Estradiol to Reduce COVID-19 Related Mortality in Women

Women seem to have a survival advantage over men when it comes to the recent coronavirus pandemic. A recent retrospective study showed that the risk of infection is high for premenopausal women but the risk of death is much higher for men in the same age group. This throws some light on the protective nature of estradiol therapy in women. The infection occurs across all ages.

However, the rate is higher among men, at about 60%, vs. 40% in women. Men are more likely to be critically ill with COVID-19, and two-thirds of all COVID-19-related deaths are in men. In the study, the effects of estradiol and infection rates were studied in two groups of women, one aged over 50 years and once aged 15-49 years. SARS-CoV-2 uses the ACE2 enzyme to enter the host cell which is present in many tissues. It is involved in the renin-angiotensin system that regulates vascular and organ-protective functions and is encoded on the X chromosome, which also houses the AT2 gene.

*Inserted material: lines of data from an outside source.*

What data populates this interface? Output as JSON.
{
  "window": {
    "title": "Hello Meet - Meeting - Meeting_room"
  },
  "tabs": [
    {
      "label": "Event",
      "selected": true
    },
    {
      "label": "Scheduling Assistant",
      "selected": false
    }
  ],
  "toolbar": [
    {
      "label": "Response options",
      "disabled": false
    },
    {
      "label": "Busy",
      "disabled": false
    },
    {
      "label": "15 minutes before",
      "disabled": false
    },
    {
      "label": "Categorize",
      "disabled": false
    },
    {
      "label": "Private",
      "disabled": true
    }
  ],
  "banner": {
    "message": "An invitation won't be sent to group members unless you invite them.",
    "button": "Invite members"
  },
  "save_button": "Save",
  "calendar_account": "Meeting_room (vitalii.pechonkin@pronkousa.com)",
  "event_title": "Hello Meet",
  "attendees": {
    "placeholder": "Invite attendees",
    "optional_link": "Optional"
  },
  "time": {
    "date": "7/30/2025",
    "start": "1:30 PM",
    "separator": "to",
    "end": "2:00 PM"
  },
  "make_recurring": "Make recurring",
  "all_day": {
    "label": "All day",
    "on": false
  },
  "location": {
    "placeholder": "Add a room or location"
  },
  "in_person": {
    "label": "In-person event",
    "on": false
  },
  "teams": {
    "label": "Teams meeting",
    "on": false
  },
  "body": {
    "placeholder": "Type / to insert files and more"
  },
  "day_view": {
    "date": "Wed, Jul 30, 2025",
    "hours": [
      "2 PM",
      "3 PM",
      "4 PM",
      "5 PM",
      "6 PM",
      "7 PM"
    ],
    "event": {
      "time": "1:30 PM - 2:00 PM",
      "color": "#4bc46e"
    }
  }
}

Due to this location, it has a different expression in the two sexes. Estradiol counter-regulates angiotensin-converting 12 enzymes (ACE)/ angiotensin II (AngII)/ angiotensin II receptor type 1 (AT1R) signalling pathway. Estradiol could also activate the Mas receptor or AT2R, which in turn could inhibit fibrosis, have a vasodilatory and anti-oxidant effect. Androgens up-regulate IL-6 while estrogen downregulates it. IL-6 is believed to play a central role in cytokine storm seen in COVID-19 infection.

The study concluded that the fatality risk for women >50 years receiving estradiol therapy reduced by more than 50%. Highest infection was found in women aged 15-49 years, but men have about 50% higher mortality rates. This can be explained by higher basal levels of ACE2 in premenopausal women. Advancing age can lead to a loss of active ACE2 receptors. Peri- and postmenopausal women aged over 50 years who were receiving estradiol regularly had a survival rate of almost 97% and non-estradiol users had a survival rate of 85%.

Ref link: https://www.medrxiv.org/content/10.1101/2020.08.21.20179671v1